Castellazzi, Pascal, Laurent Longuevergne, Richard Martel, Alfonso Rivera, Charles Brouard, and Estelle Chaussard. 2018. “Quantitative Mapping of Groundwater Depletion at the Water Management Scale Using a Combined GRACE/InSAR Approach.” Remote Sensing of Environment 205 (December 2017): 408–18.

Conway, B. D. 2015. “Land Subsidence and Earth Fissures in South-Central and Southern Arizona, USA” Hydrogeology Journal 24, 649-655 (2016).

Gӧkkaya, Ergin. 2019. “Natural and Human-Induced Subsidence due to Gypsum Dissolution: A Case Study from Inandik, Central Anatolia, Turkey.” Journal of Cave and Karst Studies, Dec2019, Vol. 81 Issue 4, p221-232. 12p.

Gutiérrez, F., A. H. Cooper, and K. S. Johnson. 2008. “Identification, Prediction, and Mitigation of Sinkhole Hazards in Evaporite Karst Areas.” Environmental Geology 53 (5): 1007–22.

Harrington, J. D, and A Buis. 2014. “NASA Radar Demonstrates Ability to Foresee Sinkholes.” 2014.….

Herrera-García, Gerardo, Pablo Ezquerro, Roberto Tomas, Marta Béjar-Pizarro, Juan López-Vinielles, Mauro Rossi, Rosa M. Mateos, et al. 2021. “Mapping the Global Threat of Land Subsidence.” Science 371 (6524): 34–36.

Intrieri, Emanuele, Giovanni Gigli, Massimiliano Nocentini, Luca Lombardi, Francesco Mugnai, Francesco Fidolini, and Nicola Casagli. 2015. “Sinkhole Monitoring and Early Warning: An Experimental and Successful GB-InSAR Application.” Geomorphology 241: 304–14.

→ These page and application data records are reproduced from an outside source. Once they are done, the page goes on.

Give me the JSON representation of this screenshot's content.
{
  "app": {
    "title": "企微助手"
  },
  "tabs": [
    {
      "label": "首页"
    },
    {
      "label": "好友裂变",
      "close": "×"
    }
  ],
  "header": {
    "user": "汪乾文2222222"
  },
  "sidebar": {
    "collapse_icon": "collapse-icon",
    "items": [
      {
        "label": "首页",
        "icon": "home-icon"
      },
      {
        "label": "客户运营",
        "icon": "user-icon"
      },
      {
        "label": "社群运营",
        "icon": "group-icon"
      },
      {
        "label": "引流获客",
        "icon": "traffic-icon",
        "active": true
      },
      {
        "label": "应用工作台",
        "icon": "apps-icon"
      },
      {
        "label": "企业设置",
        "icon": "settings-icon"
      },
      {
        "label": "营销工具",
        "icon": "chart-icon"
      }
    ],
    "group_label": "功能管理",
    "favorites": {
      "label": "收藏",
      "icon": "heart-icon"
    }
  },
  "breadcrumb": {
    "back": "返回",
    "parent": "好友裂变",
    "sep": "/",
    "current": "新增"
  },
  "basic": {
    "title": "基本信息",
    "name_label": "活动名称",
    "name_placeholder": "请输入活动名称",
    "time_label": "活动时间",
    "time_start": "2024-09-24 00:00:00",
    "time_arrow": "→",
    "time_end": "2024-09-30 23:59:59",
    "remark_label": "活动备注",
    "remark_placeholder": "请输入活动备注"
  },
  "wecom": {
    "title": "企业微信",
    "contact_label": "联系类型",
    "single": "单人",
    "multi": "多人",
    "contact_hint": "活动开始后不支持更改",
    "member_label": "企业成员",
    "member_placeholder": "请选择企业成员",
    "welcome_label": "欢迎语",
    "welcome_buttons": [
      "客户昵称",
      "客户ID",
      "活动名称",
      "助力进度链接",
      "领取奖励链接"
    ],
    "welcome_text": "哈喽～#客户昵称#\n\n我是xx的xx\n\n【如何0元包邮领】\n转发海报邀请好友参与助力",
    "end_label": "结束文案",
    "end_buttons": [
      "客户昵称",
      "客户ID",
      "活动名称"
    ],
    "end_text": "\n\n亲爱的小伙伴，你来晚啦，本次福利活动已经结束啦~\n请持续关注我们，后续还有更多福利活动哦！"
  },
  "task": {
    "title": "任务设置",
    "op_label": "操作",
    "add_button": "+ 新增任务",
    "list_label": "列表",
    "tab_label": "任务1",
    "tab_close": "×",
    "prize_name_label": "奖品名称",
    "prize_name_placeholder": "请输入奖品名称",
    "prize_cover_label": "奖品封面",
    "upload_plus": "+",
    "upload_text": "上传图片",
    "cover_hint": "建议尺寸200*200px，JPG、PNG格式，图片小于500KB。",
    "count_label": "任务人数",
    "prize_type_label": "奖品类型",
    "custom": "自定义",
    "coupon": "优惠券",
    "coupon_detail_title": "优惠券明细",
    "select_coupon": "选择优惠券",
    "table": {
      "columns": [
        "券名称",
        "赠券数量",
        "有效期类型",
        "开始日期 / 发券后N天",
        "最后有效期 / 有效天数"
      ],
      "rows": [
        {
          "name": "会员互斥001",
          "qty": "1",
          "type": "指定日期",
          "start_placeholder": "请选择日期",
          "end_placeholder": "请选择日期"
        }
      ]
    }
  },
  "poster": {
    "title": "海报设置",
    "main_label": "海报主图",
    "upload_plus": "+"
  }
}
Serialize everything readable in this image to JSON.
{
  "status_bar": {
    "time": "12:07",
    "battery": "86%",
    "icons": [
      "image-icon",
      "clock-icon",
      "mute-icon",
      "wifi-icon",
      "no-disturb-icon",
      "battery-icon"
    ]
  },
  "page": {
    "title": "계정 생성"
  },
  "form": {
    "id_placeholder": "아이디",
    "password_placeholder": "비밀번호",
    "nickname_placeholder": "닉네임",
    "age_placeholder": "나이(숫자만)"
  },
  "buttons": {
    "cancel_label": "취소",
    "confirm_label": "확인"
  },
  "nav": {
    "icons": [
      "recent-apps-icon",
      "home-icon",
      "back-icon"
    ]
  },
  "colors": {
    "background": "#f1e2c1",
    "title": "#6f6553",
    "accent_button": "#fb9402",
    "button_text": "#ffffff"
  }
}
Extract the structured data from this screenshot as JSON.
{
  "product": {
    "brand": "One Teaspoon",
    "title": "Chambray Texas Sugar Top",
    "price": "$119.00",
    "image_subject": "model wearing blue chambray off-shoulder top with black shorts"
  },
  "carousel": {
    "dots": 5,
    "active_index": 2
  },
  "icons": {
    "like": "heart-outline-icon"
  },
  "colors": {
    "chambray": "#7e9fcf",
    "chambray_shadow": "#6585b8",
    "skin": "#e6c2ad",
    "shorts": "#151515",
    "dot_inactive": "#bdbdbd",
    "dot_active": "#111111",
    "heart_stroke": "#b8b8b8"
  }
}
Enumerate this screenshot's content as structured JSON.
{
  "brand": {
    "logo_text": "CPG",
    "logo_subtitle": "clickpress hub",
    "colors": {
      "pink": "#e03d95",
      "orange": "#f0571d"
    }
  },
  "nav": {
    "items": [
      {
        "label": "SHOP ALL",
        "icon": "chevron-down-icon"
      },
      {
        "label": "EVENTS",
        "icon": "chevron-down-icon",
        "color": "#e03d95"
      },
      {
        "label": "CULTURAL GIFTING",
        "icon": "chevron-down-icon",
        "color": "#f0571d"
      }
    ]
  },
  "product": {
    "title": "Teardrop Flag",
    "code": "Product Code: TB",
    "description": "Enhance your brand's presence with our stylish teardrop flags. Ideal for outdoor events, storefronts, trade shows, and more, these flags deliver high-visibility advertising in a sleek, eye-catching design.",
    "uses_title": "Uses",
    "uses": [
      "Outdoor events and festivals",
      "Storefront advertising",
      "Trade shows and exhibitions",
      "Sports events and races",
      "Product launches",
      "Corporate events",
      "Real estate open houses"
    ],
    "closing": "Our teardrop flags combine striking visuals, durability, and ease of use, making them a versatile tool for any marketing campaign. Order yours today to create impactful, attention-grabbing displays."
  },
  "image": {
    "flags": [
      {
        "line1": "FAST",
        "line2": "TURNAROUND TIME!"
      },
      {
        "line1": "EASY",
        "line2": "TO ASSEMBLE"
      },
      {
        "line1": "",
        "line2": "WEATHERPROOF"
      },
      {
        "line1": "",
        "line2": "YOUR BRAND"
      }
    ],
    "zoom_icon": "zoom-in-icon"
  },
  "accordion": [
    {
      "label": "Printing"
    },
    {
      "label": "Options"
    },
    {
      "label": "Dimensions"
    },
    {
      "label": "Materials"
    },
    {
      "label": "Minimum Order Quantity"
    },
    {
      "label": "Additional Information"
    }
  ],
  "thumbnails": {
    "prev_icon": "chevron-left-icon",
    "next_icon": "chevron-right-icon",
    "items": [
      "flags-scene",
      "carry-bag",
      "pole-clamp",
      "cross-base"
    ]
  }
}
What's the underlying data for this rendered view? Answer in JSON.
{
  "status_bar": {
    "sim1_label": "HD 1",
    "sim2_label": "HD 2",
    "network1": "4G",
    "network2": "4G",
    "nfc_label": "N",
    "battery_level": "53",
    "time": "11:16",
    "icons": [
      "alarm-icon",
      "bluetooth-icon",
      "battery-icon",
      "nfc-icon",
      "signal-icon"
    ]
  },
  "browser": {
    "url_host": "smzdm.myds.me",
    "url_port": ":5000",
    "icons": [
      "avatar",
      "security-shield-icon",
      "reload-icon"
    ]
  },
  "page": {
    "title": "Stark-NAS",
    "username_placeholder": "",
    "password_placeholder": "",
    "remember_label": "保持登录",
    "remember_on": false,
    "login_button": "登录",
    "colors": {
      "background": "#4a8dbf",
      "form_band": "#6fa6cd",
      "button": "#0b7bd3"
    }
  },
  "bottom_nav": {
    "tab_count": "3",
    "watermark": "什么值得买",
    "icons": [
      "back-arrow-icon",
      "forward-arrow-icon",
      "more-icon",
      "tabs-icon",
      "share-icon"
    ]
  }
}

Kimmelman, Michael. 2017. “Jakarta Is Sinking So Fast, It Could End Up Underwater” The New York Times.….

Mei Lin, M, and R Hidayat. 2018. “Jakarta, the Fastest-Sinking City in the World.” BBC News. 2018.

NASA. 2017. “Sinkholes and Cavern Collapse.”

National Oceanic and Atmospheric Administration. 2021. “What Is Subsidence?” National Ocean Service. 2021.

Nelson, A. 2016. “Subsidence: Dissolution & Human Related Causes.” Tulane Edu. 2016.

Nof, Ran N., Meir Abelson, Eli Raz, Yochay Magen, Simone Atzori, Stefano Salvi, and Gidon Baer. 2019. “SAR Interferometry for Sinkhole Early Warning and Susceptibility Assessment along the Dead Sea, Israel.” Remote Sensing 11 (1): 5–20.

Theron, Andre, and Jeanine Engelbrecht. 2018. “The Role of Earth Observation, with a Focus on SAR Interferometry, for Sinkhole Hazard Assessment.” Remote Sensing 10: 1–30.

White, B. D.,  Culver, D. C., Pipan, Tanja. 2019. “Encyclopedia of Caves, Third Edition.” Academic Press.